The GOES satellite is an advanced, three-axis body-stabilized instrument that continually observes the Earth from space. It provides continuous monitoring of the Earth’s atmosphere and oceans, as well as central and southern North and South America. With the help of GOES, scientists can more effectively monitor the Earth’s temperature, detect clouds and sound for vertical thermal structures. This technology helps predict extreme weather events, such as tropical cyclones.
Infrared radiation is emitted from clouds and water vapor in the atmosphere. While some water vapor is extremely high in the atmosphere, most thermal infrared radiation can be detected by GOES satellites. Using GOES imagery is an effective way to monitor the weather and forecast severe weather events. However, GOES is not perfect. Its images are not always reliable, and sometimes it is not possible to determine a particular location because clouds are constantly moving.
GOES satellites have a regular schedule to monitor the Earth’s surface. Two GOES satellites, GOES East and GOES West, are fixed at specific points over the Earth’s surface. This gives a detailed view of the United States and adjoining oceans. GOES East monitors the eastern U.S., while GOES West monitors the western U.S., including Alaska. The images from these satellites are used to predict severe weather and predict floods.
The GOES satellites transmit data to the ground through the National Environmental Satellite and Information Service.

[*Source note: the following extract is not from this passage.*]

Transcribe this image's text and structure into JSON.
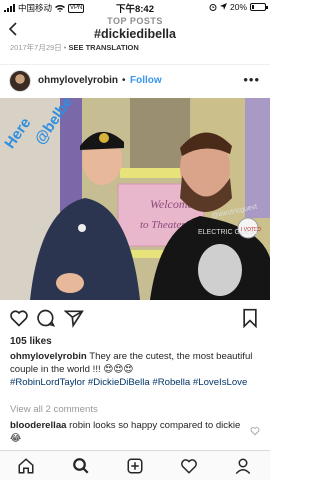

Over twenty DCPs are distributed throughout the western hemisphere. Each DCP has a recorder, antenna and an array of environmental sensors. These instruments are programmed to collect data from GOES satellites and to transmit that data on a designated GOES channel. They are used by weather forecasters all over the world. So, GOES is essential to the monitoring and forecasting of weather events.
GOES satellites are a major element of U.S. weather monitoring since 1974. The National Aeronautics and Space Administration (NASA) oversees the procurement, design, and manufacture of GOES satellites. The GOES satellites can be accessed through SPEDAS software and other specialized programs. These systems provide valuable data on the Earth’s climate and weather. You can find weather information about a particular region in real time using GOES satellite data.
The Geostationary Operational Environmental Satellite (GOES) satellite program is a joint effort of NASA and NOAA. The satellites are designed to continuously observe Earth’s atmosphere and weather conditions. They orbit high enough to provide a full-disc view of Earth’s surface. GOES satellites provide a constant vigil for atmospheric triggers that lead to severe weather. They monitor the development of storms, track their movement, and provide data about the Earth’s climate.
After the launch of the first GOES satellite, GOES-A, the third GOES satellite was launched from Cape Canaveral, FL. GOES-A was renamed GOES-I after reaching its orbit in 1976. The next two GOES satellites were launched in 1978 and 1979, respectively. The design of GOES-1 through GOES-3 satellites was nearly identical to the SMS satellites. They were spin stabilized and carried instruments including VISSR, SEM, and DCS.